START DATA EXTRACTS
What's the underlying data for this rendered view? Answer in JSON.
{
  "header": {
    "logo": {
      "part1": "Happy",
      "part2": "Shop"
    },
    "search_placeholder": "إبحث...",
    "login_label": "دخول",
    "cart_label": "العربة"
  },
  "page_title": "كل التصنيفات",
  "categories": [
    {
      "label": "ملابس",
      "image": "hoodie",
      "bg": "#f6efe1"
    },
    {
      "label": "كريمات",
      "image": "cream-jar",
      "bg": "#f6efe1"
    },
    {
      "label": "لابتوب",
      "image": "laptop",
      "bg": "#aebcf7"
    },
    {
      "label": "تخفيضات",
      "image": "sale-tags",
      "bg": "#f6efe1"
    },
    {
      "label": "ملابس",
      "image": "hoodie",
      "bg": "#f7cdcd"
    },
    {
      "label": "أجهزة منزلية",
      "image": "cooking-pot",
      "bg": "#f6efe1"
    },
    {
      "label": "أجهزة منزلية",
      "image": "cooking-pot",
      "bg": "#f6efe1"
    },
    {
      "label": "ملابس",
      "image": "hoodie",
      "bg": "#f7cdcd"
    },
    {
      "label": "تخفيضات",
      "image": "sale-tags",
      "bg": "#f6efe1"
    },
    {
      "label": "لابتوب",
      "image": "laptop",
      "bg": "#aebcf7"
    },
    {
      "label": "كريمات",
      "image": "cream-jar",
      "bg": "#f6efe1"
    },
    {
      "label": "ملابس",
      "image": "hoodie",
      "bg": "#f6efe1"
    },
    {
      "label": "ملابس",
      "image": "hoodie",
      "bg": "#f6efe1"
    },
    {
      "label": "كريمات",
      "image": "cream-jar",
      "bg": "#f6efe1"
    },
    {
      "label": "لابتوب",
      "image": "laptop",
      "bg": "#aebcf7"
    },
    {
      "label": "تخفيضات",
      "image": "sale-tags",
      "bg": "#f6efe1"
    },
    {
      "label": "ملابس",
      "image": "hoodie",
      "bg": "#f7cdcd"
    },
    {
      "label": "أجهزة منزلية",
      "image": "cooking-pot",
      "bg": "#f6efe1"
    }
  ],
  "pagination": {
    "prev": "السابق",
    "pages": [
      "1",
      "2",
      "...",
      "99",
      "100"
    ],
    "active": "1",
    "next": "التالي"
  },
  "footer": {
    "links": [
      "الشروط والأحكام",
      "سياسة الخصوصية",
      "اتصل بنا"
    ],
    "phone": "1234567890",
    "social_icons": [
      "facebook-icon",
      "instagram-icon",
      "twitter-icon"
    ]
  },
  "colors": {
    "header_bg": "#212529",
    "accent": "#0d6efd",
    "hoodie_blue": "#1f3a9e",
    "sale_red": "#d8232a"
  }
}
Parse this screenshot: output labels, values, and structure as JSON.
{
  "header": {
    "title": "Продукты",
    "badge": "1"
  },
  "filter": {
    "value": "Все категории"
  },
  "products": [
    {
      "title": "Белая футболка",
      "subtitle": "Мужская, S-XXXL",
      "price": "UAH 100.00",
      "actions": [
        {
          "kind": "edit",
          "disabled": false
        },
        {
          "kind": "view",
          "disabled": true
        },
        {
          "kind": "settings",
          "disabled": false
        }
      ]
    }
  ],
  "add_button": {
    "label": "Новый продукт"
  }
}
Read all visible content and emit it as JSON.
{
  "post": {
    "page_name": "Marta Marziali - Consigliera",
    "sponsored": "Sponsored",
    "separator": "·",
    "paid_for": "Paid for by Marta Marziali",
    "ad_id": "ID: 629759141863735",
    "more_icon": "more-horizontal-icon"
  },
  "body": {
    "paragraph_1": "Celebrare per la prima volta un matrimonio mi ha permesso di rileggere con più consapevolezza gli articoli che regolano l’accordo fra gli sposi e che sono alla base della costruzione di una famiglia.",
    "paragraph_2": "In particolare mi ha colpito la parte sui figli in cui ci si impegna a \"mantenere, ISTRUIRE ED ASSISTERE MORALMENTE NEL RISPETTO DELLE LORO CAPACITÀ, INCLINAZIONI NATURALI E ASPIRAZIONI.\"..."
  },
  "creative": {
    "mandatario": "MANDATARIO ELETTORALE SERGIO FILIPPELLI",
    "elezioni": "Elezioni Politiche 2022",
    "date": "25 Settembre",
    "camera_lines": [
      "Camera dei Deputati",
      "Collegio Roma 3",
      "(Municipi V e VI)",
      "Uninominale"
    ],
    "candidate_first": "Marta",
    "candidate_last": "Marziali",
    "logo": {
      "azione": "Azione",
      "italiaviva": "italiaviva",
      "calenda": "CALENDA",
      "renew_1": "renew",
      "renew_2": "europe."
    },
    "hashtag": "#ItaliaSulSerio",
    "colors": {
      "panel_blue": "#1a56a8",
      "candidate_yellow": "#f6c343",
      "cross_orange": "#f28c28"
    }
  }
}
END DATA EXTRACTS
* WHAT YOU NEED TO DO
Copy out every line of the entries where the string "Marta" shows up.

* REPLY TO THE TASK
    "page_name": "Marta Marziali - Consigliera",
    "paid_for": "Paid for by Marta Marziali",
    "candidate_first": "Marta",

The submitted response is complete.